Adele scrapped an entire album about motherhood after deciding it was far too boring.

The British singer caused a storm on Friday (23Oct15) when she played her new song Hello for the first time on Britain's BBC Radio 1. She admitting feeling emotional before it hit airwaves, saying she was worried she might be sick or accidentally belch, and was elated to hear the positive feedback it immediately received on social media.


The star's last record, 21, was released in 2011 and since then she's found love with Simon Konecki and become a mother to their three-year-old son Angelo. Writing her upcoming release 25 was a difficult process as she wasn't always sure what she wanted to say, especially as she was concerned about being too personal.

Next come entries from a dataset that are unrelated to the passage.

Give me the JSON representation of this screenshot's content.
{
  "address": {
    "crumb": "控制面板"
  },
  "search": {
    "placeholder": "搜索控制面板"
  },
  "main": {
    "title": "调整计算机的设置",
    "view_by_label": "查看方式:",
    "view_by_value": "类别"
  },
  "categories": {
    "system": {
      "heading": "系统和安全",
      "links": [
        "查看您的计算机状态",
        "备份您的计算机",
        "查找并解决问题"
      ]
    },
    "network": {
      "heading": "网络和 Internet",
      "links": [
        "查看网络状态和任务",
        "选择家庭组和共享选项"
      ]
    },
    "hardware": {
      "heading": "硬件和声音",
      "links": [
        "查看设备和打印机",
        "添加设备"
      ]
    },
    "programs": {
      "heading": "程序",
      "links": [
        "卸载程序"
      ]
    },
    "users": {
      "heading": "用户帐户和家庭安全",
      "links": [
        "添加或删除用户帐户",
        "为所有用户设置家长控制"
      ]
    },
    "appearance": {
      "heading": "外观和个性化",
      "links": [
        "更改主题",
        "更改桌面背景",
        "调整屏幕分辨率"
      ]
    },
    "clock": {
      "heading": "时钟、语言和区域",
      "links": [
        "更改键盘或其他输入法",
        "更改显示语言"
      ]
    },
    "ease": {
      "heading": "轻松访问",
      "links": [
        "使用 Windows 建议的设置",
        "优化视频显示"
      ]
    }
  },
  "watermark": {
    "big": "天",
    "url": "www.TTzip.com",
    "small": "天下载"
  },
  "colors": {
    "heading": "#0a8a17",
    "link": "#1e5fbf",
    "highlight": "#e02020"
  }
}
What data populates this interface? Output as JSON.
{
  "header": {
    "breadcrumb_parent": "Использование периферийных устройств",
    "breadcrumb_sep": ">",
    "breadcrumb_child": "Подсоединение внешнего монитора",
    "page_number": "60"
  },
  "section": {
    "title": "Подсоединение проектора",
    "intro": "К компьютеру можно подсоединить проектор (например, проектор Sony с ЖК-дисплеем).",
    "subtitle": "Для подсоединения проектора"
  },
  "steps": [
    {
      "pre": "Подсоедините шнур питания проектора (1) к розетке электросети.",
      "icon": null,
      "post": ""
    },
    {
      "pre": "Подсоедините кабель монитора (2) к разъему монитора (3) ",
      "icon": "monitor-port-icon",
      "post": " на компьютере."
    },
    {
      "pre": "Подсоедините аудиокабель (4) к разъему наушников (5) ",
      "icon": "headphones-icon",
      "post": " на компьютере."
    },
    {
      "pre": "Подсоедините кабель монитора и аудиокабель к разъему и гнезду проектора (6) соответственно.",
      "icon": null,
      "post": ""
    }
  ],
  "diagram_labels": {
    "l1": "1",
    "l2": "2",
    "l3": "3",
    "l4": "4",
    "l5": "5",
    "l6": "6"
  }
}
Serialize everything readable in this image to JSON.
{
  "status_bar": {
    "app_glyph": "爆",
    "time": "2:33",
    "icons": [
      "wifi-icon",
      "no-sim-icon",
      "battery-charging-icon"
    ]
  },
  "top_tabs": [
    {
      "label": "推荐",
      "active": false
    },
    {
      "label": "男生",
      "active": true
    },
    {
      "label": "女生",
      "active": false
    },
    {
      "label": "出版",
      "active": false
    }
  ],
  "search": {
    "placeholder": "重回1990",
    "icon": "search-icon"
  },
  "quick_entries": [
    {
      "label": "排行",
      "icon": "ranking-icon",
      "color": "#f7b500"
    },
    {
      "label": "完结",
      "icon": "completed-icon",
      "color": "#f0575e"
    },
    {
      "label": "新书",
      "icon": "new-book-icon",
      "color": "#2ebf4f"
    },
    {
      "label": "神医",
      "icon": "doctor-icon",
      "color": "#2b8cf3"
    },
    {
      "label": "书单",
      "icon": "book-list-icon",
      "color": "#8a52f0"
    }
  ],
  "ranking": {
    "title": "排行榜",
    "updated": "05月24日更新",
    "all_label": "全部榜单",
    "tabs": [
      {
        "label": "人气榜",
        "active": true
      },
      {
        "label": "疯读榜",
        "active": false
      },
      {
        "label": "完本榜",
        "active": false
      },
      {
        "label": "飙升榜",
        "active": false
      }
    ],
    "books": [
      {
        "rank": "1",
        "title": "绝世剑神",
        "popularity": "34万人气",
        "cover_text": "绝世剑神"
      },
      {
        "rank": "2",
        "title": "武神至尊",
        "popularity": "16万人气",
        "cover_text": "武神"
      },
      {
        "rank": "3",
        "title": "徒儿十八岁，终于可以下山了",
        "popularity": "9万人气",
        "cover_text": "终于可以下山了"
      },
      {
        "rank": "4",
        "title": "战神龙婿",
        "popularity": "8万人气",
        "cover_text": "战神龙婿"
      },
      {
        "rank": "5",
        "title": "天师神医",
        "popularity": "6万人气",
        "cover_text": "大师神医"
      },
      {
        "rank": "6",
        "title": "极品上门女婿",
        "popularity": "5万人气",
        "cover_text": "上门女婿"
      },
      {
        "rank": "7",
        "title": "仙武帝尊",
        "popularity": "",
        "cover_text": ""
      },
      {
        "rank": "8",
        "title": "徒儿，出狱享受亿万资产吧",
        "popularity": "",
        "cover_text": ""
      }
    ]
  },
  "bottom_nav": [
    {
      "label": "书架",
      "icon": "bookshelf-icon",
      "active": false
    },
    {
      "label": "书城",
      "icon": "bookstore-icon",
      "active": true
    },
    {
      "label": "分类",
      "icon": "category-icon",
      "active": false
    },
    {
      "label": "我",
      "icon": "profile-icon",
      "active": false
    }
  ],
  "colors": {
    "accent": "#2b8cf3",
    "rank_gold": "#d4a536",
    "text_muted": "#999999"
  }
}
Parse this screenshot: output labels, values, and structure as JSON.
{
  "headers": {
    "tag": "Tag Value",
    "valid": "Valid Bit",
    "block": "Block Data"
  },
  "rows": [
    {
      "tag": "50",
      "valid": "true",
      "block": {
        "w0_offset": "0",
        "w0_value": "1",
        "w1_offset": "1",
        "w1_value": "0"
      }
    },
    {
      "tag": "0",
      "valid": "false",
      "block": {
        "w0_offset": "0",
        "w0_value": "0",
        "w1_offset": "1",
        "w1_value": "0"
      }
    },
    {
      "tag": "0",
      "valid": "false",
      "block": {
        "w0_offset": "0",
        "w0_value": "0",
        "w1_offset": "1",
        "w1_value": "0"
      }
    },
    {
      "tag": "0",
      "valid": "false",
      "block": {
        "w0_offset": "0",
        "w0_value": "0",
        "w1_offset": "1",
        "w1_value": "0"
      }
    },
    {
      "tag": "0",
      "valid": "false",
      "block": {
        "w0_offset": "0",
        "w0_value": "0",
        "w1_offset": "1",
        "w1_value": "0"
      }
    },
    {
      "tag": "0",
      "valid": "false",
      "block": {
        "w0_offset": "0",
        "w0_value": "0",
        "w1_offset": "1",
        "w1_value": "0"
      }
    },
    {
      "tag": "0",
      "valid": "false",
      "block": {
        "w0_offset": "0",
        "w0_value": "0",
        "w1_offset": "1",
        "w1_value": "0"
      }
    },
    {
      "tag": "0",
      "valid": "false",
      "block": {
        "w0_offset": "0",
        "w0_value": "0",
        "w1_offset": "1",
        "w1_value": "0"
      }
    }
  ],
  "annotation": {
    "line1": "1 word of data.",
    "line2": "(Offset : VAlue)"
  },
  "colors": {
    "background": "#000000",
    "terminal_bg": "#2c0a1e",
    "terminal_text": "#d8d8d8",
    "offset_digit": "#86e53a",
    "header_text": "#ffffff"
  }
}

"Definitely for this record I would say so, because when I was writing my last record no one was waiting," she told DJ Nick Grimshaw, when asked if she worried about what to say. "There was no one sitting with a pen trying to analyse what I was talking about. It took me a long time to focus on how I wanted to write and what I wanted to write about.


"I mean I can't write 21 again because I'm not in that place, I'm in a great place. I had to find another part of my life - I did pretty much write an album about being a mum, but that's pretty boring for everyone who isn't a mum (so) I scrapped that."


25 will hit stores on 20 November (15) and the star was happy to talk more about the writing process. She wrote many tracks which didn't make the finished LP because they weren't good enough - Adele felt they weren't emotionally true enough and so it knocked her confidence.


"I felt like this was never going to happen, I felt like I was never going to finish this record..." she added. "It was a long process and I wanted to give up a lot. Because I couldn't do it. I thought I had run out ideas and just lost my ability to write a song... I very much thought it... My team around me... were very honest. They were like 'It's not good enough. Go back to the drawing board. It's not good enough'."